Another team of two come every other day to change all the sheets and pillow cases! even I do not change them this frequently. There are male hospital orderlies whose task is to take patients to x ray surgery or similar function, clean them up if necessary and prepare them for surgery, like in my case the whole area where the operation was performed had to be shaved and cleaned with antiseptics.

At around 10, coffee is served and then a tray of lunch is at noon. We have already had a few days of yellow rice, and fish or chicken curry along with other vegetables, and dessert is either a yoghurt, or fruit salad or a slice of papaya. Then afternoon tea is served around 3pm, with either biscuits, or a cheese and crackers and today it was a savory sandwich.

Dinner is served around 6pm, and it was a soup, followed by boiled vegetables of cabbage, beans, carrots and potato with a piece of chicken in a gravy, along with two thick slices of white bread. the cold jelly comes about an hour later so one can eat it as is then!

The nurses come during the day with the various medicines relevant to each patient, and after dinner a final review of last medicines to sleep and after meals, and in my case the antibiotics, and pain killers to take before bed time. There is no TV and I go to sleep around 8.30pm.

The general visiting hours are 6am to 7, noon to 1pm and 5 to 6. Surprise surprise I have no visitors during visiting hours and they all seem to come at the other times!!

I have a 24 hour attendant who is a retired hospital employee who is in the room all the time except when he goes to get his food, and I have the luxury of sending him at 6 am to get me all the newspapers to read for the day! If one does not have a family member with the patient, then one is recommended.

The attendant is paid Rs1,200 for the day and room charges including food is Rs1,750. The strong Augmentin 1.2m injections at operation and thereafter we have to buy, and the follow up Augmentin 625g antibiotic course is also bought by us, but all other medications including the Walteren for the swelling and pain is supplied.

The surgery and related doctors' visits and x rays as well as the daily physiotherapy is NO CHARGE

When a visitor told me about appalling service at a 5 star hotel, where the servers were quite clueless in how to serve, I told them, that in comparison, I received 7 star service in the largest State Hospital complex in the world!

Please note that the non paying wards usually offer three rice and curry meals a day with red rice, whilst we are offered one white rice lunch as well as the less healthy white bread in the morning and evenings.

I read somewhere that the Colombo Hospitals are overstaffed, and the rural ones are understaffed with doctors as well as all the ancillary workers. Surprise surprise!

I am about to leave the National Hospital

It is Wednesday the 3rd of August, and it was last Wednesday that I had my rather complicated 'bone graft operation". This operation took about 4 hours and was longer and more painful than the one fixing my leg with with pins in February as reported earlier.
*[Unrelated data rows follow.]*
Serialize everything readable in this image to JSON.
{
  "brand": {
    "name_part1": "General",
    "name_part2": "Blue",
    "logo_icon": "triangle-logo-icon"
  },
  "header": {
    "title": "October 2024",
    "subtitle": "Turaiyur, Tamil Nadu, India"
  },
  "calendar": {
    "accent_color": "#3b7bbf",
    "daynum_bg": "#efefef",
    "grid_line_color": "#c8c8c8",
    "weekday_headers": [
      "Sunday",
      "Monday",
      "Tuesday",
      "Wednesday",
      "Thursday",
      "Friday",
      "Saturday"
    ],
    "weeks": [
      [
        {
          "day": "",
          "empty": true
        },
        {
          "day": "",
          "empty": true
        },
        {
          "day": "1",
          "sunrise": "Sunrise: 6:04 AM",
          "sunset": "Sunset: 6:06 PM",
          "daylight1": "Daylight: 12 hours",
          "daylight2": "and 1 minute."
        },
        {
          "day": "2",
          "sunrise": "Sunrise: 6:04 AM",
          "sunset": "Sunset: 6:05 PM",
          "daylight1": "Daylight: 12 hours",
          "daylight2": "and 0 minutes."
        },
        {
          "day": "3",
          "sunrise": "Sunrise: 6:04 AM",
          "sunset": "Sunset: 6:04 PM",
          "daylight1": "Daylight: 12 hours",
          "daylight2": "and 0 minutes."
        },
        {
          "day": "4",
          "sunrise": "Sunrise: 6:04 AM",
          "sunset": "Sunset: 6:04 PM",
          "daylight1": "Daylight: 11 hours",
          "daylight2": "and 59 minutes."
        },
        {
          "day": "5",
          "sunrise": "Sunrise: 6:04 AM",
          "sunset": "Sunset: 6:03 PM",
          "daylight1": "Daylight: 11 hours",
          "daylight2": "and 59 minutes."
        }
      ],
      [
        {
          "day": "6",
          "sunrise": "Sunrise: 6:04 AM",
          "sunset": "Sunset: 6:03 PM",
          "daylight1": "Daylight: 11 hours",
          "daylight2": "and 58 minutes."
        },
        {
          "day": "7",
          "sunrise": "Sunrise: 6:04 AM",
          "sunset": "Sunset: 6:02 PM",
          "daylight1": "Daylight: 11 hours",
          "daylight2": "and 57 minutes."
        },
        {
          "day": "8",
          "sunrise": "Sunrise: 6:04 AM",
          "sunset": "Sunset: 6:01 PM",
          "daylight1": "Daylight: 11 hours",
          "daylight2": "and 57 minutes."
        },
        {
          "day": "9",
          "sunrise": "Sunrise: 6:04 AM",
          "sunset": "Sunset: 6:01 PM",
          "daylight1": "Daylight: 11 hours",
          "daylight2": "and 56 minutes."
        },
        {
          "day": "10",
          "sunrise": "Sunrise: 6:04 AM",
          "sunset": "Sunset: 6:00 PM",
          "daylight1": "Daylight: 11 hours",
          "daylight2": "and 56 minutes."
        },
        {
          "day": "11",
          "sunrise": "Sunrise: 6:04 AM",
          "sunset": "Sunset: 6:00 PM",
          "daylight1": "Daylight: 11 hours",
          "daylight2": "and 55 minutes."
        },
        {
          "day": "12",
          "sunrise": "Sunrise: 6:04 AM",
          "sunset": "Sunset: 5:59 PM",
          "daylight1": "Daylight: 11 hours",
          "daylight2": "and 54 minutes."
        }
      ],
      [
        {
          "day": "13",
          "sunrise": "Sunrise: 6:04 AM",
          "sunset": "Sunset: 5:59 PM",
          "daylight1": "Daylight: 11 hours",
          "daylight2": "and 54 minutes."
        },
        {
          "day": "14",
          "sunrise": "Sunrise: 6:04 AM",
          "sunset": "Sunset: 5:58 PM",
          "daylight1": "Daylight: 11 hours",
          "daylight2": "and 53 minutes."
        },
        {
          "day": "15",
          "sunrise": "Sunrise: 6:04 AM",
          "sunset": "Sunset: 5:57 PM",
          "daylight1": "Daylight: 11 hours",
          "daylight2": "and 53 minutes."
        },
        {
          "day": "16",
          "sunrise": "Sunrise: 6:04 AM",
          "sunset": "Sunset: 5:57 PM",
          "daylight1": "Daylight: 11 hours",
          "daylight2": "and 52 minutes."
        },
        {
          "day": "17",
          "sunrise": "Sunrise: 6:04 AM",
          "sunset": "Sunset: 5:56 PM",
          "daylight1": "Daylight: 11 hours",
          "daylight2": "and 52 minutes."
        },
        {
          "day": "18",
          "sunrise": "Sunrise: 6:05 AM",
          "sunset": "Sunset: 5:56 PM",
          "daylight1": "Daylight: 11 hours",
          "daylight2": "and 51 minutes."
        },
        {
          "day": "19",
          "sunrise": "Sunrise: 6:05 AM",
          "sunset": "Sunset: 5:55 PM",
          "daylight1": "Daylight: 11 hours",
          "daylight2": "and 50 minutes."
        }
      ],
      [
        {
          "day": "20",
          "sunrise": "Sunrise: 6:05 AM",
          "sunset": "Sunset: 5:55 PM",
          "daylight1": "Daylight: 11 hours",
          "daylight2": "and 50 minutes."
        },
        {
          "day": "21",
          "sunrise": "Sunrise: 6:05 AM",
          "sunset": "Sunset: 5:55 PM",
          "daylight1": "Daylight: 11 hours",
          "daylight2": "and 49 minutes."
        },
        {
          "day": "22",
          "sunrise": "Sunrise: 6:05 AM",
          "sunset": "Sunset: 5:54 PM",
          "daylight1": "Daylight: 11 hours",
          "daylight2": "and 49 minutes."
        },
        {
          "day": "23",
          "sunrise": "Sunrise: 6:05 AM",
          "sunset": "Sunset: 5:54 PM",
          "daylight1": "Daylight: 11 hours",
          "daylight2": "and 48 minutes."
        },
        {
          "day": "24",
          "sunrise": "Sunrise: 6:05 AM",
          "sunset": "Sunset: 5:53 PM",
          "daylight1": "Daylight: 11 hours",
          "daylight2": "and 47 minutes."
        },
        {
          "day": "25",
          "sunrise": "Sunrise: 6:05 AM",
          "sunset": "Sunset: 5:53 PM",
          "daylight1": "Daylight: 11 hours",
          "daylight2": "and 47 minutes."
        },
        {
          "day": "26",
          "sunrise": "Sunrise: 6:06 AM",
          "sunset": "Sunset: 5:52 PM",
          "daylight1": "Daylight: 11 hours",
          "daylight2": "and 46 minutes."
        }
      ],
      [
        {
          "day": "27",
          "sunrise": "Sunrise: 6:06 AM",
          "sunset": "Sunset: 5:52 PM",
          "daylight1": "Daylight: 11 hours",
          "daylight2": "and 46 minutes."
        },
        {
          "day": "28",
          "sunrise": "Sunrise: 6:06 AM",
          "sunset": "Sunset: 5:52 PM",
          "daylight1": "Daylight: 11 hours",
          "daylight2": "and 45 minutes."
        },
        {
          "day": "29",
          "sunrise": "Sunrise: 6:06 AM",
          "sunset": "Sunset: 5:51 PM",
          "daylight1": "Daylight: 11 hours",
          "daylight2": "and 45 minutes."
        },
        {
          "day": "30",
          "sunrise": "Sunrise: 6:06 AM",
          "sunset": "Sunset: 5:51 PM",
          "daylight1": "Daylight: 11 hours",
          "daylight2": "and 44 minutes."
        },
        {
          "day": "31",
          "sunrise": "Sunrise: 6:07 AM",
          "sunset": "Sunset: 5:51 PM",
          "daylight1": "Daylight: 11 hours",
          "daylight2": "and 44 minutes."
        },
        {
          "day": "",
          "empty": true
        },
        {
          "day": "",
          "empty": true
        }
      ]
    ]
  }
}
I will not go into the details as I don't know much, but they took the graft bone fragments from my right hip area, and implanted them in the area of the joint that had hitherto not fused, a "non union" situation.

I found out that in about 10% of cases like mine the bones don't fuse, necessitating this second operation. I am told it went as well as it could and that it should work out, though the time frame is a little vague owing to my personal circumstances, age and ability to absorb and fuse. Until the bones fuse I will not be permitted to put any weight on my right leg, and so I am in for a long period of physiotherapy and rehabilitation.

I am still in a little pain, reduced by pain killers, but my leg is extremely stiff and painful to move, but move I must to get as much movement as possible with the help of the physio, to speed up the recovery.

I was told I will be discharged tomorrow. Where to may I ask?